### Task inputs
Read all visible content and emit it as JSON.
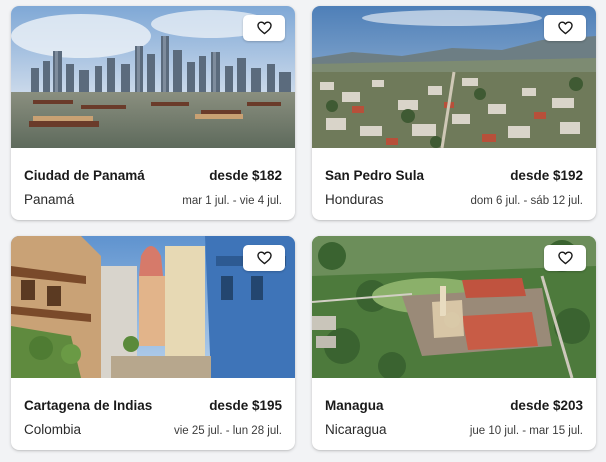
{
  "cards": [
    {
      "city": "Ciudad de Panamá",
      "price": "desde $182",
      "country": "Panamá",
      "dates": "mar 1 jul. - vie 4 jul.",
      "photo_icon": "panama-city-skyline-photo"
    },
    {
      "city": "San Pedro Sula",
      "price": "desde $192",
      "country": "Honduras",
      "dates": "dom 6 jul. - sáb 12 jul.",
      "photo_icon": "san-pedro-sula-aerial-photo"
    },
    {
      "city": "Cartagena de Indias",
      "price": "desde $195",
      "country": "Colombia",
      "dates": "vie 25 jul. - lun 28 jul.",
      "photo_icon": "cartagena-street-photo"
    },
    {
      "city": "Managua",
      "price": "desde $203",
      "country": "Nicaragua",
      "dates": "jue 10 jul. - mar 15 jul.",
      "photo_icon": "managua-cathedral-aerial-photo"
    }
  ],
  "favorite_icon": "heart-icon",
  "colors": {
    "card_bg": "#ffffff",
    "page_bg": "#f2f3f5",
    "text": "#1a1a1a"
  }
}
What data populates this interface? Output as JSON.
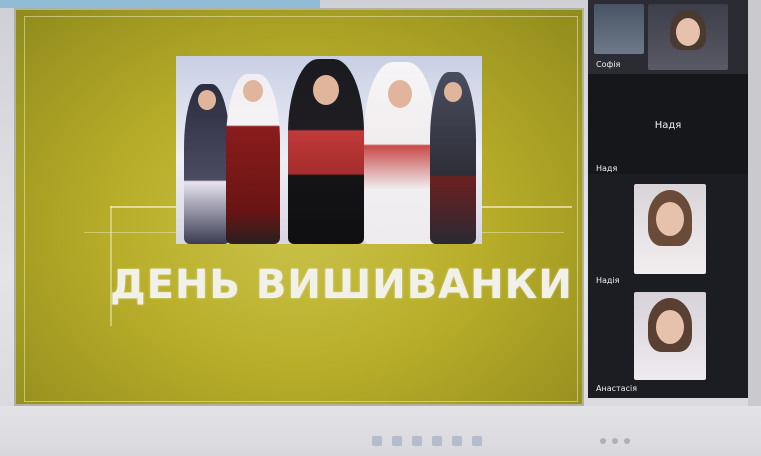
{
  "slide": {
    "title": "ДЕНЬ ВИШИВАНКИ"
  },
  "participants": [
    {
      "name": "Софія",
      "video": true
    },
    {
      "name": "Надя",
      "video": false,
      "center_label": "Надя"
    },
    {
      "name": "Надя",
      "video": false
    },
    {
      "name": "Надія",
      "video": true
    },
    {
      "name": "Анастасія",
      "video": true
    }
  ],
  "taskbar": {
    "left_text": "",
    "icons": [
      "start-icon",
      "search-icon",
      "browser-icon",
      "folder-icon",
      "meeting-icon",
      "mail-icon"
    ]
  },
  "colors": {
    "slide_bg": "#b9ae2a",
    "panel_bg": "#1c1d22",
    "title_text": "#f1f1ea"
  }
}
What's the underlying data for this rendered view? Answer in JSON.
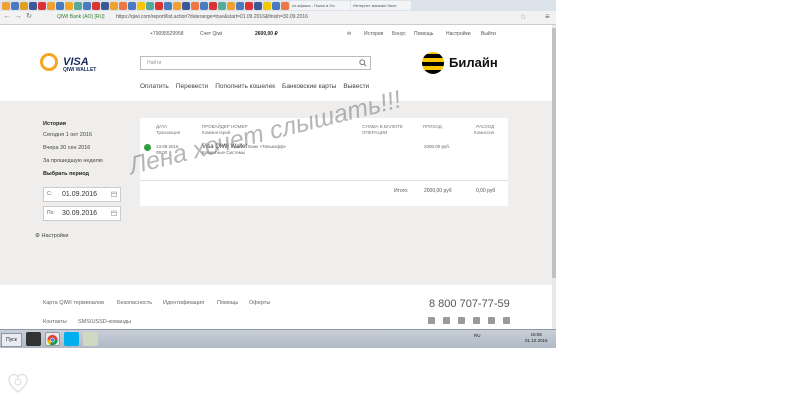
{
  "browser": {
    "tabs": [
      {
        "title": "кредитная карта"
      },
      {
        "title": "кл.афиша - Поиск в Go"
      },
      {
        "title": "Интернет магазин биле"
      }
    ],
    "secure_label": "QIWI Bank (AO) [RU]",
    "url": "https://qiwi.com/report/list.action?daterange=true&start=01.09.2016&finish=30.09.2016"
  },
  "header": {
    "phone": "+79095529958",
    "account_label": "Счет Qiwi",
    "balance": "2600,00 ₽",
    "links": [
      "История",
      "Бонус",
      "Помощь",
      "Настройки",
      "Выйти"
    ]
  },
  "logo": {
    "brand": "VISA",
    "sub": "QIWI WALLET"
  },
  "search": {
    "placeholder": "Найти"
  },
  "partner": {
    "name": "Билайн"
  },
  "nav": [
    "Оплатить",
    "Перевести",
    "Пополнить кошелек",
    "Банковские карты",
    "Вывести"
  ],
  "sidebar": {
    "title": "История",
    "items": [
      "Сегодня 1 окт 2016",
      "Вчера 30 сен 2016",
      "За прошедшую неделю"
    ],
    "period_title": "Выбрать период",
    "from_label": "С:",
    "from_value": "01.09.2016",
    "to_label": "По:",
    "to_value": "30.09.2016",
    "settings": "Настройки"
  },
  "table": {
    "headers": {
      "date": "ДАТА",
      "transaction": "Транзакция",
      "provider": "ПРОВАЙДЕР НОМЕР",
      "comment": "Комментарий",
      "sum": "СУММА В ВАЛЮТЕ ОПЕРАЦИИ",
      "income": "ПРИХОД",
      "expense": "РАСХОД",
      "commission": "Комиссия"
    },
    "row": {
      "date": "13.09.2016",
      "time": "09:00",
      "provider": "Visa QIWI Wallet",
      "bank": "Банк «Тинькофф»",
      "comment": "Кредитные Системы",
      "income": "2000,00 руб."
    },
    "total_label": "Итого:",
    "total_income": "2000,00 руб",
    "total_expense": "0,00 руб"
  },
  "watermark": "Лена хочет слышать!!!",
  "footer": {
    "links_row1": [
      "Карта QIWI терминалов",
      "Безопасность",
      "Идентификация",
      "Помощь",
      "Оферты"
    ],
    "links_row2": [
      "Контакты",
      "SMS/USSD-команды"
    ],
    "phone": "8 800 707-77-59"
  },
  "taskbar": {
    "start": "Пуск",
    "tray": "RU",
    "time": "15:55",
    "date": "01.10.2016"
  },
  "colors": {
    "qiwi_orange": "#f5a623",
    "visa_navy": "#1a2a5e",
    "beeline_yellow": "#f7c600",
    "success_green": "#2e9e3a"
  }
}
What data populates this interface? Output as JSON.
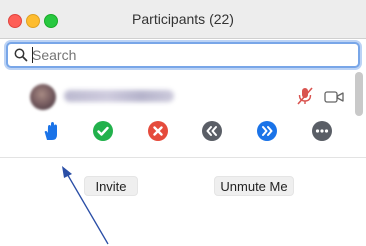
{
  "window": {
    "title": "Participants (22)"
  },
  "search": {
    "placeholder": "Search"
  },
  "participant": {
    "name": "Eugene Fabian Ortiz"
  },
  "actions": {
    "invite_label": "Invite",
    "unmute_label": "Unmute Me"
  },
  "icons": {
    "reactions": [
      "raise-hand-icon",
      "yes-check-icon",
      "no-x-icon",
      "go-slower-icon",
      "go-faster-icon",
      "more-icon"
    ],
    "row": [
      "mic-muted-icon",
      "video-camera-icon"
    ]
  },
  "colors": {
    "accent_blue": "#1a73e8",
    "green": "#22b14c",
    "red": "#e54b3c",
    "gray": "#5a5e66"
  }
}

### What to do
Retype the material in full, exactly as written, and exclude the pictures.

### Output of the task
Read all visible content and emit it as JSON.
{
  "cards": [
    {
      "city": "Ciudad de Panamá",
      "price": "desde $182",
      "country": "Panamá",
      "dates": "mar 1 jul. - vie 4 jul.",
      "photo_icon": "panama-city-skyline-photo"
    },
    {
      "city": "San Pedro Sula",
      "price": "desde $192",
      "country": "Honduras",
      "dates": "dom 6 jul. - sáb 12 jul.",
      "photo_icon": "san-pedro-sula-aerial-photo"
    },
    {
      "city": "Cartagena de Indias",
      "price": "desde $195",
      "country": "Colombia",
      "dates": "vie 25 jul. - lun 28 jul.",
      "photo_icon": "cartagena-street-photo"
    },
    {
      "city": "Managua",
      "price": "desde $203",
      "country": "Nicaragua",
      "dates": "jue 10 jul. - mar 15 jul.",
      "photo_icon": "managua-cathedral-aerial-photo"
    }
  ],
  "favorite_icon": "heart-icon",
  "colors": {
    "card_bg": "#ffffff",
    "page_bg": "#f2f3f5",
    "text": "#1a1a1a"
  }
}
What data populates this interface? Output as JSON.
{
  "slide": {
    "title": "ДЕНЬ ВИШИВАНКИ"
  },
  "participants": [
    {
      "name": "Софія",
      "video": true
    },
    {
      "name": "Надя",
      "video": false,
      "center_label": "Надя"
    },
    {
      "name": "Надя",
      "video": false
    },
    {
      "name": "Надія",
      "video": true
    },
    {
      "name": "Анастасія",
      "video": true
    }
  ],
  "taskbar": {
    "left_text": "",
    "icons": [
      "start-icon",
      "search-icon",
      "browser-icon",
      "folder-icon",
      "meeting-icon",
      "mail-icon"
    ]
  },
  "colors": {
    "slide_bg": "#b9ae2a",
    "panel_bg": "#1c1d22",
    "title_text": "#f1f1ea"
  }
}
What's the underlying data for this rendered view? Answer in JSON.
{
  "browser": {
    "tabs": [
      {
        "title": "кредитная карта"
      },
      {
        "title": "кл.афиша - Поиск в Go"
      },
      {
        "title": "Интернет магазин биле"
      }
    ],
    "secure_label": "QIWI Bank (AO) [RU]",
    "url": "https://qiwi.com/report/list.action?daterange=true&start=01.09.2016&finish=30.09.2016"
  },
  "header": {
    "phone": "+79095529958",
    "account_label": "Счет Qiwi",
    "balance": "2600,00 ₽",
    "links": [
      "История",
      "Бонус",
      "Помощь",
      "Настройки",
      "Выйти"
    ]
  },
  "logo": {
    "brand": "VISA",
    "sub": "QIWI WALLET"
  },
  "search": {
    "placeholder": "Найти"
  },
  "partner": {
    "name": "Билайн"
  },
  "nav": [
    "Оплатить",
    "Перевести",
    "Пополнить кошелек",
    "Банковские карты",
    "Вывести"
  ],
  "sidebar": {
    "title": "История",
    "items": [
      "Сегодня 1 окт 2016",
      "Вчера 30 сен 2016",
      "За прошедшую неделю"
    ],
    "period_title": "Выбрать период",
    "from_label": "С:",
    "from_value": "01.09.2016",
    "to_label": "По:",
    "to_value": "30.09.2016",
    "settings": "Настройки"
  },
  "table": {
    "headers": {
      "date": "ДАТА",
      "transaction": "Транзакция",
      "provider": "ПРОВАЙДЕР НОМЕР",
      "comment": "Комментарий",
      "sum": "СУММА В ВАЛЮТЕ ОПЕРАЦИИ",
      "income": "ПРИХОД",
      "expense": "РАСХОД",
      "commission": "Комиссия"
    },
    "row": {
      "date": "13.09.2016",
      "time": "09:00",
      "provider": "Visa QIWI Wallet",
      "bank": "Банк «Тинькофф»",
      "comment": "Кредитные Системы",
      "income": "2000,00 руб."
    },
    "total_label": "Итого:",
    "total_income": "2000,00 руб",
    "total_expense": "0,00 руб"
  },
  "watermark": "Лена хочет слышать!!!",
  "footer": {
    "links_row1": [
      "Карта QIWI терминалов",
      "Безопасность",
      "Идентификация",
      "Помощь",
      "Оферты"
    ],
    "links_row2": [
      "Контакты",
      "SMS/USSD-команды"
    ],
    "phone": "8 800 707-77-59"
  },
  "taskbar": {
    "start": "Пуск",
    "tray": "RU",
    "time": "15:55",
    "date": "01.10.2016"
  },
  "colors": {
    "qiwi_orange": "#f5a623",
    "visa_navy": "#1a2a5e",
    "beeline_yellow": "#f7c600",
    "success_green": "#2e9e3a"
  }
}
What data populates this interface? Output as JSON.
{
  "window": {
    "title": "Participants (22)"
  },
  "search": {
    "placeholder": "Search"
  },
  "participant": {
    "name": "Eugene Fabian Ortiz"
  },
  "actions": {
    "invite_label": "Invite",
    "unmute_label": "Unmute Me"
  },
  "icons": {
    "reactions": [
      "raise-hand-icon",
      "yes-check-icon",
      "no-x-icon",
      "go-slower-icon",
      "go-faster-icon",
      "more-icon"
    ],
    "row": [
      "mic-muted-icon",
      "video-camera-icon"
    ]
  },
  "colors": {
    "accent_blue": "#1a73e8",
    "green": "#22b14c",
    "red": "#e54b3c",
    "gray": "#5a5e66"
  }
}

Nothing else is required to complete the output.